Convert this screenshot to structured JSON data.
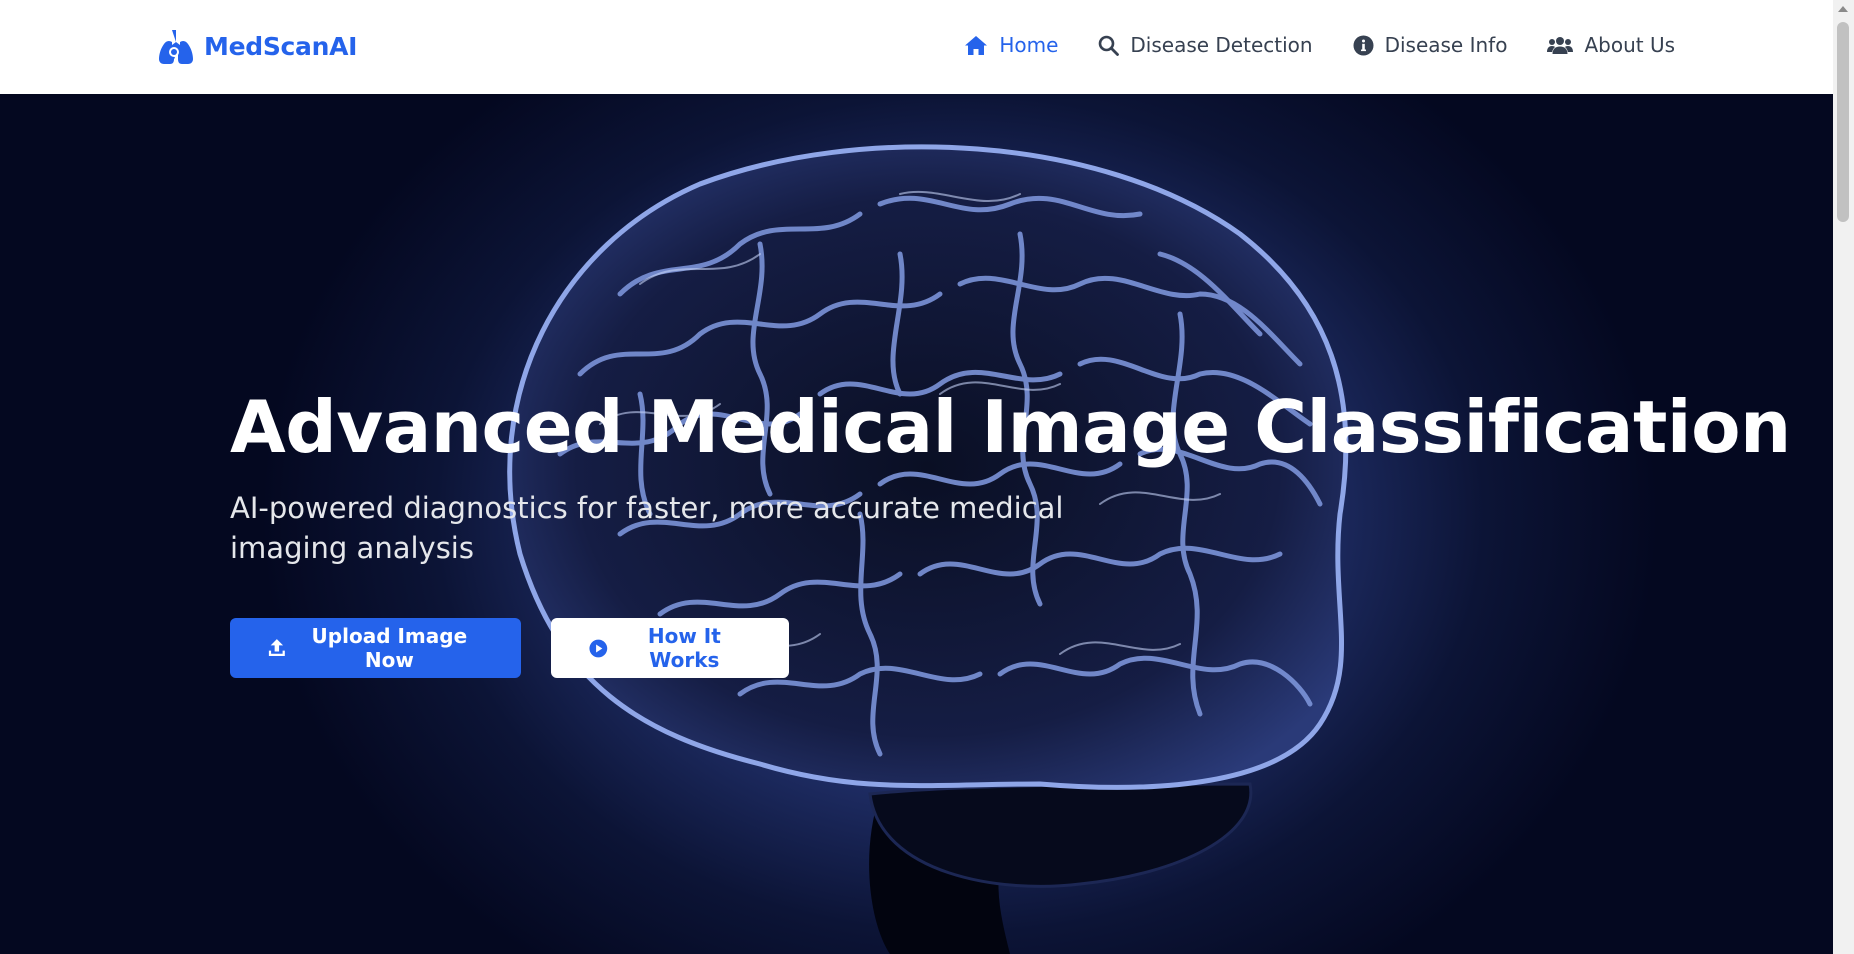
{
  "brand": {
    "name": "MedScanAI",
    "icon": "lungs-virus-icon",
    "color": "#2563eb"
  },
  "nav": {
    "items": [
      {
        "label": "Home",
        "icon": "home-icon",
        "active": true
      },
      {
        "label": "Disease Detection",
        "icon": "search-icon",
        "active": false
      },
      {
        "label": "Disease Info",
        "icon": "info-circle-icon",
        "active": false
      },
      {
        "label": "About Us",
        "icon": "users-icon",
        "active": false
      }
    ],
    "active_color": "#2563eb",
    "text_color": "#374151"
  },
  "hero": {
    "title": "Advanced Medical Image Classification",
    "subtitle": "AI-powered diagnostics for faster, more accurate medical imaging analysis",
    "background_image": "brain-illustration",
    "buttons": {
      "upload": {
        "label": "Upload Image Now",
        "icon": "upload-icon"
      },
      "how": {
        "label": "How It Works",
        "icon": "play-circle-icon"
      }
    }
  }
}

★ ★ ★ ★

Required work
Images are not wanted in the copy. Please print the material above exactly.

Result for this task
Convert this screenshot to structured JSON data.
{
  "brand": {
    "name": "MedScanAI",
    "icon": "lungs-virus-icon",
    "color": "#2563eb"
  },
  "nav": {
    "items": [
      {
        "label": "Home",
        "icon": "home-icon",
        "active": true
      },
      {
        "label": "Disease Detection",
        "icon": "search-icon",
        "active": false
      },
      {
        "label": "Disease Info",
        "icon": "info-circle-icon",
        "active": false
      },
      {
        "label": "About Us",
        "icon": "users-icon",
        "active": false
      }
    ],
    "active_color": "#2563eb",
    "text_color": "#374151"
  },
  "hero": {
    "title": "Advanced Medical Image Classification",
    "subtitle": "AI-powered diagnostics for faster, more accurate medical imaging analysis",
    "background_image": "brain-illustration",
    "buttons": {
      "upload": {
        "label": "Upload Image Now",
        "icon": "upload-icon"
      },
      "how": {
        "label": "How It Works",
        "icon": "play-circle-icon"
      }
    }
  }
}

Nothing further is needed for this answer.